The same feeling of intimacy pervaded the closing concert by Wiikwemkoong’s own Crystal Shawanda, sometimes balancing a happy child on her lap there in her rec room, beaming and belting out her trademark blues and country ballads, just for you.
Both the tickets for individual films and the festival pass came with links and passwords sent each day by email. A cornucopia of choices spilled out. Standing by to field any concerns or questions as the festival unspooled its offerings over the weekend was a quick-to-respond presence named ‘Adam,’ ensuring a smooth video experience throughout.
Day 2 of WIFF 2020 presented part one of a retrospective of the films of Shirley Cheechoo: ‘Bearwalker’ (2000) and ‘Johnny Tootall’ (2005). ‘Bearwalker,’ Ms. Cheechoo’s first full length feature film, is a powerful meditation on and wrenching reckoning with prejudice and brutality set in a small northern town in an almost-horror film style. A terrifying old black car without visible occupants plays a major role, silently and eerily gliding up and down the rolling hills of Sheguiandah, the conveyance of an evil creature of ancient legend that can possess someone’s body and mind to spread chaos, destruction and death. The film showcases the considerable skills of Ms. Cheechoo not only as a writer-storyteller and director, but as an actor – she plays one of the four sisters caught up in the vortex of evil; all the actors are striking in their natural affinity for the silver screen, physical and emotional expressions entirely believable in each of the characters’ interpretations. There weren’t enough hours in the day to watch several other of Ms. Cheechoo’s films presented later in the program on her work, films such as ‘Silent Tears’ and ‘Shadow in Deep Water,’ much to the chagrin of this viewer.

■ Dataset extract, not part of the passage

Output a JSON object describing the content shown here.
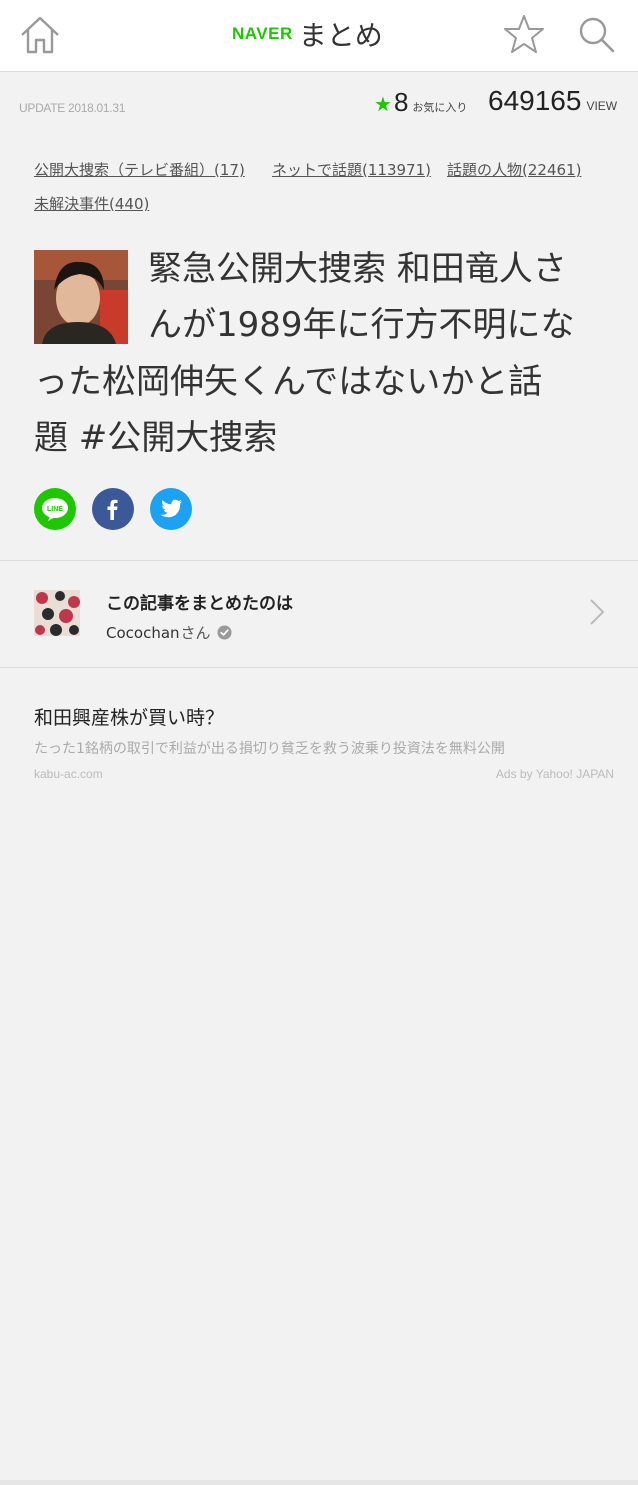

Short films, such as ‘Your Name Isn’t English’ by Tazbah Chavez, and ‘Lake’ by Cree director Alexandra Lazarowich highlight a new generation of passionate filmmakers to watch. ‘Standing Rock to the Swamp (Water is Life),’ the story of Indigenous women in Louisiana resisting the land and waterway grabs of the fossil fuel companies, hits home.
Other highlights were ‘There are no Fakes’ by Jamie Kastner, a skillfully-made documentary about “The Picasso of the North,” Norval Morrisseau, the acknowledged founder of the Woodland school of art, and the shocking true tale of the uncovering of a massive fraud operation making and selling thousands of ‘fake Morrisseaus.’
The 2019 film by Inuit filmmaker Zacharias Kunuk, ‘One Day in the Life of Noah Piugattuk,’ in the final day’s program, is a masterwork from the creator of ‘Atanarjuat the Fast Runner’ that takes the viewer into the dread negotiations and misbegotten translations of government/Indigenous land ‘transactions’ enacted since settler days. A brilliant end to an engrossing weekend of art and artists.
Long live the Weengushk International Film Festival, in whatever form it takes in future.